‘The disco party was a blast! It all was! See you next year!’
‘Very geeky especially the last night play and party! Hard work but great fun.’
The Latin Summer School would not be the Latin Summer School without the miracle of entertainment which is the staff play on the last night. This year, some of the students suggested it would be a good idea to allow them to put on a play, as happens at the Greek summer school and the Classical Civilisation summer school. Whilst I understand and appreciate the educational benefits of this, I think you are more likely to find the 13th book of the Aeneid than succeed in tearing the script and the limelight from the hands of most of the tutors (not to mention convincing David to sacrifice his Miles Gloriosus costume). I feel a little ashamed that we performed The Swaggering Soldier for the third year in a row and I make it my solemn promise in this report that I will provide the summer school with a new play next year!
3. Acknowledgements and thanks
This year we awarded 20 bursaries and we continue to do all we can to make the summer school and the learning of Latin as accessible as possible. As none of this would be possible without them, I would like to thank those sponsors whose generosity helps makes this possible:
The Classical Association
The Society for the Promotion of Roman Studies
The Jowett Copyright Trustees
The Craven Committee, University of Oxford
Faculty of Classics at the University of Cambridge
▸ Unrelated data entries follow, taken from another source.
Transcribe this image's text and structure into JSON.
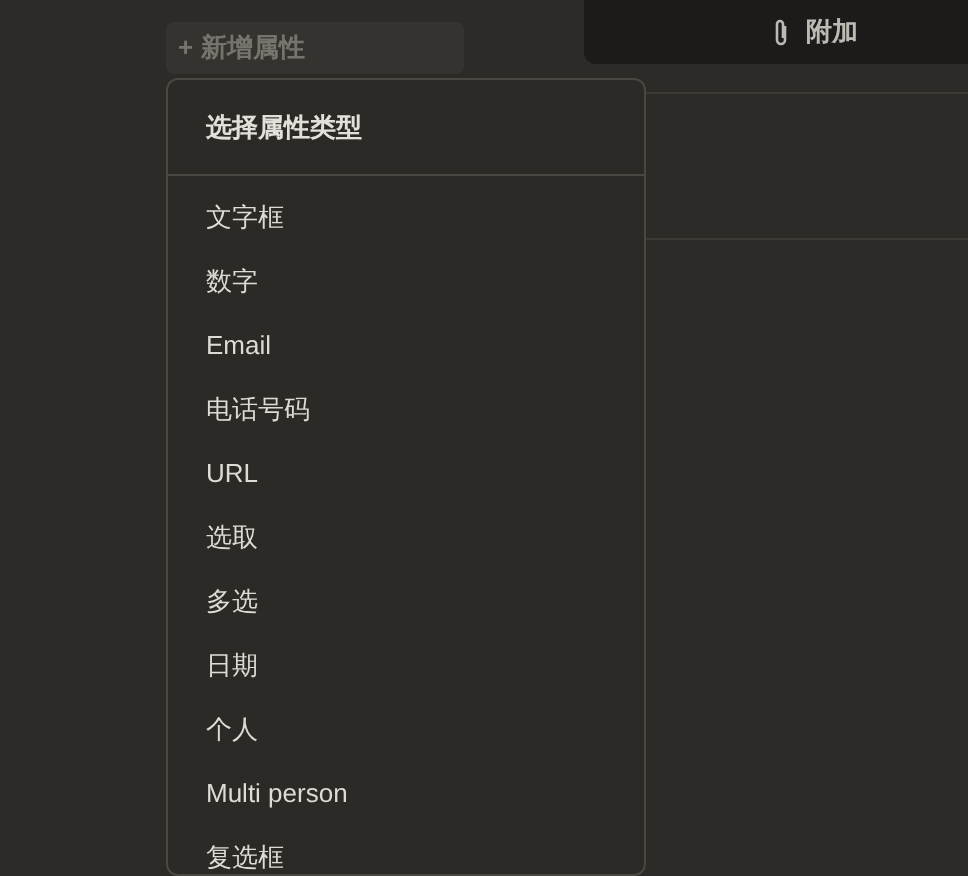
{
  "add_property_button": {
    "icon": "+",
    "label": "新增属性"
  },
  "attach_button": {
    "label": "附加"
  },
  "property_type_menu": {
    "title": "选择属性类型",
    "items": [
      {
        "label": "文字框"
      },
      {
        "label": "数字"
      },
      {
        "label": "Email"
      },
      {
        "label": "电话号码"
      },
      {
        "label": "URL"
      },
      {
        "label": "选取"
      },
      {
        "label": "多选"
      },
      {
        "label": "日期"
      },
      {
        "label": "个人"
      },
      {
        "label": "Multi person"
      },
      {
        "label": "复选框"
      }
    ]
  }
}
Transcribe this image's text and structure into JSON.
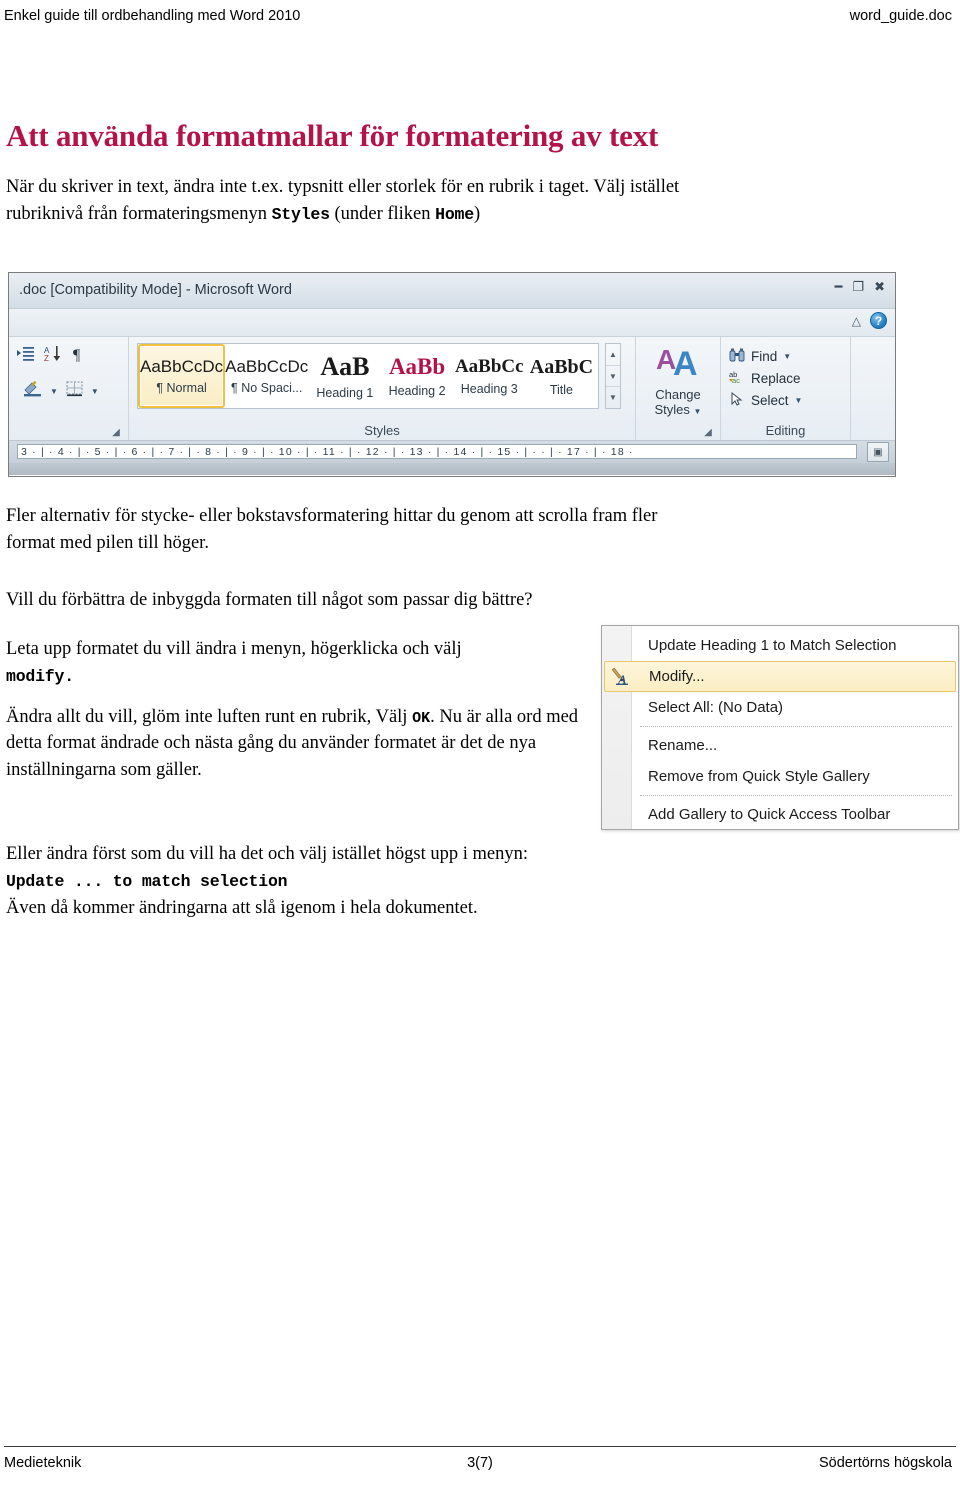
{
  "header": {
    "left": "Enkel guide till ordbehandling med Word 2010",
    "right": "word_guide.doc"
  },
  "main": {
    "title": "Att använda formatmallar för formatering av text",
    "intro_line1": "När du skriver in text, ändra inte t.ex. typsnitt eller storlek för en rubrik i taget. Välj istället",
    "intro_line2_a": "rubriknivå från formateringsmenyn ",
    "intro_line2_code": "Styles",
    "intro_line2_b": " (under fliken ",
    "intro_line2_code2": "Home",
    "intro_line2_c": ")",
    "para_scroll": "Fler alternativ för stycke- eller bokstavsformatering hittar du genom att scrolla fram fler format med pilen till höger.",
    "para_improve": "Vill du förbättra de inbyggda formaten till något som passar dig bättre?",
    "para_find_a": "Leta upp formatet du vill ändra i menyn, högerklicka och välj",
    "para_find_code": "modify.",
    "para_change_a": "Ändra allt du vill, glöm inte luften runt en rubrik, Välj ",
    "para_change_code": "OK",
    "para_change_b": ". Nu är alla ord med detta format ändrade och nästa gång du använder formatet är det de nya inställningarna som gäller.",
    "para_last_line1": "Eller ändra först som du vill ha det och välj istället högst upp  i menyn:",
    "para_last_code": "Update ... to match selection",
    "para_last_line2": "Även då kommer ändringarna att slå igenom i hela dokumentet."
  },
  "word_window": {
    "titlebar": ".doc [Compatibility Mode]  -  Microsoft Word",
    "window_buttons": [
      "minimize",
      "restore",
      "close"
    ],
    "help_button": "?",
    "ribbon_collapse": "caret-up",
    "paragraph_group": {
      "icons": [
        "increase-indent-icon",
        "sort-icon",
        "show-formatting-marks-icon",
        "shading-icon",
        "borders-icon"
      ],
      "launcher": "dialog-launcher"
    },
    "styles_group": {
      "caption": "Styles",
      "items": [
        {
          "sample": "AaBbCcDc",
          "label": "¶ Normal",
          "selected": true
        },
        {
          "sample": "AaBbCcDc",
          "label": "¶ No Spaci...",
          "selected": false
        },
        {
          "sample": "AaB",
          "label": "Heading 1",
          "selected": false
        },
        {
          "sample": "AaBb",
          "label": "Heading 2",
          "selected": false
        },
        {
          "sample": "AaBbCc",
          "label": "Heading 3",
          "selected": false
        },
        {
          "sample": "AaBbC",
          "label": "Title",
          "selected": false
        }
      ],
      "scroll_buttons": [
        "scroll-up",
        "scroll-down",
        "more-styles"
      ],
      "change_styles_label_line1": "Change",
      "change_styles_label_line2": "Styles",
      "launcher": "dialog-launcher"
    },
    "editing_group": {
      "caption": "Editing",
      "items": [
        {
          "label": "Find",
          "icon": "binoculars-icon",
          "dropdown": true
        },
        {
          "label": "Replace",
          "icon": "replace-icon",
          "dropdown": false
        },
        {
          "label": "Select",
          "icon": "cursor-icon",
          "dropdown": true
        }
      ]
    },
    "ruler": "3  ·   |   ·  4  ·   |   ·  5  ·   |   ·  6  ·   |   ·  7  ·   |   ·  8  ·   |   ·  9  ·   |   · 10 ·   |   · 11 ·   |   · 12 ·   |   · 13 ·   |   · 14 ·   |   · 15 ·   |   ·       ·   |  · 17 ·   |   · 18 ·",
    "ruler_button": "show-hide-whitespace"
  },
  "context_menu": {
    "items": [
      {
        "label": "Update Heading 1 to Match Selection",
        "mnemonic": "U",
        "selected": false,
        "icon": null,
        "separator_after": false
      },
      {
        "label": "Modify...",
        "mnemonic": "M",
        "selected": true,
        "icon": "modify-style-icon",
        "separator_after": false
      },
      {
        "label": "Select All: (No Data)",
        "mnemonic": "S",
        "selected": false,
        "icon": null,
        "separator_after": true
      },
      {
        "label": "Rename...",
        "mnemonic": "n",
        "selected": false,
        "icon": null,
        "separator_after": false
      },
      {
        "label": "Remove from Quick Style Gallery",
        "mnemonic": "Q",
        "selected": false,
        "icon": null,
        "separator_after": true
      },
      {
        "label": "Add Gallery to Quick Access Toolbar",
        "mnemonic": "A",
        "selected": false,
        "icon": null,
        "separator_after": false
      }
    ]
  },
  "footer": {
    "left": "Medieteknik",
    "center": "3(7)",
    "right": "Södertörns högskola"
  },
  "colors": {
    "title": "#B31347",
    "heading2": "#B31347",
    "selection_gold": "#F0C040"
  }
}
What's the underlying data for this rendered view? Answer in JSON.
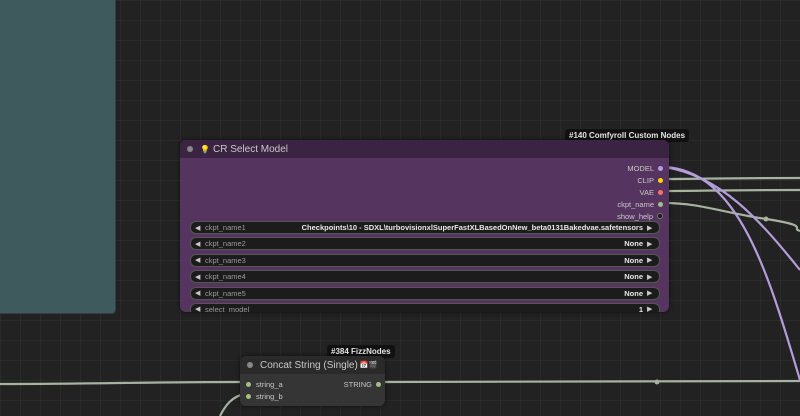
{
  "group": {
    "color": "#3e5a5c"
  },
  "cr_node": {
    "badge": "#140 Comfyroll Custom Nodes",
    "icon": "bulb-icon",
    "title": "CR Select Model",
    "outputs": [
      {
        "label": "MODEL",
        "color": "#b39ddb"
      },
      {
        "label": "CLIP",
        "color": "#ffd500"
      },
      {
        "label": "VAE",
        "color": "#ff6e6e"
      },
      {
        "label": "ckpt_name",
        "color": "#a1c181"
      },
      {
        "label": "show_help",
        "color": "#555555"
      }
    ],
    "widgets": [
      {
        "label": "ckpt_name1",
        "value": "Checkpoints\\10 - SDXL\\turbovisionxlSuperFastXLBasedOnNew_beta0131Bakedvae.safetensors"
      },
      {
        "label": "ckpt_name2",
        "value": "None"
      },
      {
        "label": "ckpt_name3",
        "value": "None"
      },
      {
        "label": "ckpt_name4",
        "value": "None"
      },
      {
        "label": "ckpt_name5",
        "value": "None"
      },
      {
        "label": "select_model",
        "value": "1"
      }
    ]
  },
  "fizz_node": {
    "badge": "#384 FizzNodes",
    "title": "Concat String (Single)",
    "title_icons": "📅🎬",
    "inputs": [
      {
        "label": "string_a",
        "color": "#a1c181"
      },
      {
        "label": "string_b",
        "color": "#a1c181"
      }
    ],
    "output": {
      "label": "STRING",
      "color": "#a1c181"
    }
  },
  "wires": {
    "string_color": "#a6b3a0",
    "model_color": "#b39ddb"
  }
}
Friends of Classics
- 4. Next year’s course:
David and I have decided to extend the duration of the course by two days based on the philosophy that you simply cannot have too much of a good thing! Naturally, we have had to reflect this in the price of the course but unfortunately this could not be avoided.
The 32nd JACT Latin Summer School will run from Monday 23rd July 2012 to Saturday 4th August 2012.
If you wish to be provided with information on the 2012 summer school then please email Alexandra Boyt: firstname.lastname@example.org
Co-director of the JACT Latin Summer School